lowest responsible bidder.
Tenth We insist on the strictest
H momy in all the offices of the county ;
that no deputies be appointed excent on
plain prooi of the necessity and that pur
legislators be instructed to pass a ill
providing a flat sum to be paid all coun
ty officials.
Eleventh We condemn the act of
the representatives from this cannty in
thwarting the will of the people express
ed at the polls, iu removing the county
judge from his position as chairman of
the board of county commissioners, and
demand that he be restored at the next
session of the legislature. If this is re
fused we insist that his salary shall be
reduced to the sum of fiOd.
Twelfth We demand that the rights
of labor, the producer of wealth, be re
spected and to that end we demand that
our representatives in both branches of
the legislature give an unprejudiced
hearing to the claims of organized labor,
and grant them whenever based on
justice and right.
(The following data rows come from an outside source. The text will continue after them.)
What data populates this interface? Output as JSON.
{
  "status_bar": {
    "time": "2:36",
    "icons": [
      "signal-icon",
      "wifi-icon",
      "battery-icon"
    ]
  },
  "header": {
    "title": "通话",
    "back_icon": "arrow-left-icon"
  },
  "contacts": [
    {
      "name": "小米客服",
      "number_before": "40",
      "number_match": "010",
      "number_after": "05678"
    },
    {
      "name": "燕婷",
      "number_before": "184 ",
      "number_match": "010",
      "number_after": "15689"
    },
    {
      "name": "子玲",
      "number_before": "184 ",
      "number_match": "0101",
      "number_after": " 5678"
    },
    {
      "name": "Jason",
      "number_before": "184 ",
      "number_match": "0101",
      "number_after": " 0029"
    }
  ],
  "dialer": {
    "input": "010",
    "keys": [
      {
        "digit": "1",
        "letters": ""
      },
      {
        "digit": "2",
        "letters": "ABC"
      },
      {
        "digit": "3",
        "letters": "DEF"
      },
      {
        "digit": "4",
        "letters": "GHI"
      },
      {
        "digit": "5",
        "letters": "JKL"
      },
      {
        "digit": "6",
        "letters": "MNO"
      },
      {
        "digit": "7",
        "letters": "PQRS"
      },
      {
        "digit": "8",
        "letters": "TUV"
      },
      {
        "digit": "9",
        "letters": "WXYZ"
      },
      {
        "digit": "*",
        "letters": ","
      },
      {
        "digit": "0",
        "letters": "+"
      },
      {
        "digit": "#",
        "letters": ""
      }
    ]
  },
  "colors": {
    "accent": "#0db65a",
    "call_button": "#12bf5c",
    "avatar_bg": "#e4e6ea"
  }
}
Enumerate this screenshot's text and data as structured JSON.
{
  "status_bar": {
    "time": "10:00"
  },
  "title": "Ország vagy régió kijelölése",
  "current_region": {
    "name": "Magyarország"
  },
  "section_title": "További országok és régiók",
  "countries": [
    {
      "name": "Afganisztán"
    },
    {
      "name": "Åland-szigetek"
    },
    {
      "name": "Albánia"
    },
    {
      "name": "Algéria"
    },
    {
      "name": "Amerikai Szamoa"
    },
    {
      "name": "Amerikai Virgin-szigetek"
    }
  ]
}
COUNTY EXECUTIVE COMMITTEE
J. J Cooke, Elmer Dixon, George
Ogle. J. P. Lovett, H. E. Cross.